▶ _Aim of the exercise_: Your task is to give the entries back exactly, leaving nothing out.

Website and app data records
● ● ● ● ●
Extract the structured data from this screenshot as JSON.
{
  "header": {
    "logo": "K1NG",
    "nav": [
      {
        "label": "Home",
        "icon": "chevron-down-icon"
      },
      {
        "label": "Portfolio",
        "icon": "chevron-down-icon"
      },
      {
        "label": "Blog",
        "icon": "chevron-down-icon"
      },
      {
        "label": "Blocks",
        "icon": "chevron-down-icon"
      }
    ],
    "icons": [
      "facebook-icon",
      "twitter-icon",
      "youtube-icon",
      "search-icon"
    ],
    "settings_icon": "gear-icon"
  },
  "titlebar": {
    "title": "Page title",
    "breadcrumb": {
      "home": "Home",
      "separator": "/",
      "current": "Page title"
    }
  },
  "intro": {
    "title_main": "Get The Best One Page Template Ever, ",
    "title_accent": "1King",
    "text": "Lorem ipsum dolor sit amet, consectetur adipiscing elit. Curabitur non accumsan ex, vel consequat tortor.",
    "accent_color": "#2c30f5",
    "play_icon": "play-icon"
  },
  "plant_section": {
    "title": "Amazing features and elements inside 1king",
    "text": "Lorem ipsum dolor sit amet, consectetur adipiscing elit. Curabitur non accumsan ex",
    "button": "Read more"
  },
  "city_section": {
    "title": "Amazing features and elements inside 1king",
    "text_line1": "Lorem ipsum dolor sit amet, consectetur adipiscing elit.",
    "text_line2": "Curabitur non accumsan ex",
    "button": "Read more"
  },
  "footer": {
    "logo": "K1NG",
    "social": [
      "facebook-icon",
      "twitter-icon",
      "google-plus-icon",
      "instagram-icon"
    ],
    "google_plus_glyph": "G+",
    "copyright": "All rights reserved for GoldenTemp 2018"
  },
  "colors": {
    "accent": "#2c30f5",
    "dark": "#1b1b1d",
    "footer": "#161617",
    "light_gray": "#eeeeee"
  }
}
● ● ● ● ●
▶ _Finished exercise_:
Extract the structured data from this screenshot as JSON.
{
  "header": {
    "logo": "K1NG",
    "nav": [
      {
        "label": "Home",
        "icon": "chevron-down-icon"
      },
      {
        "label": "Portfolio",
        "icon": "chevron-down-icon"
      },
      {
        "label": "Blog",
        "icon": "chevron-down-icon"
      },
      {
        "label": "Blocks",
        "icon": "chevron-down-icon"
      }
    ],
    "icons": [
      "facebook-icon",
      "twitter-icon",
      "youtube-icon",
      "search-icon"
    ],
    "settings_icon": "gear-icon"
  },
  "titlebar": {
    "title": "Page title",
    "breadcrumb": {
      "home": "Home",
      "separator": "/",
      "current": "Page title"
    }
  },
  "intro": {
    "title_main": "Get The Best One Page Template Ever, ",
    "title_accent": "1King",
    "text": "Lorem ipsum dolor sit amet, consectetur adipiscing elit. Curabitur non accumsan ex, vel consequat tortor.",
    "accent_color": "#2c30f5",
    "play_icon": "play-icon"
  },
  "plant_section": {
    "title": "Amazing features and elements inside 1king",
    "text": "Lorem ipsum dolor sit amet, consectetur adipiscing elit. Curabitur non accumsan ex",
    "button": "Read more"
  },
  "city_section": {
    "title": "Amazing features and elements inside 1king",
    "text_line1": "Lorem ipsum dolor sit amet, consectetur adipiscing elit.",
    "text_line2": "Curabitur non accumsan ex",
    "button": "Read more"
  },
  "footer": {
    "logo": "K1NG",
    "social": [
      "facebook-icon",
      "twitter-icon",
      "google-plus-icon",
      "instagram-icon"
    ],
    "google_plus_glyph": "G+",
    "copyright": "All rights reserved for GoldenTemp 2018"
  },
  "colors": {
    "accent": "#2c30f5",
    "dark": "#1b1b1d",
    "footer": "#161617",
    "light_gray": "#eeeeee"
  }
}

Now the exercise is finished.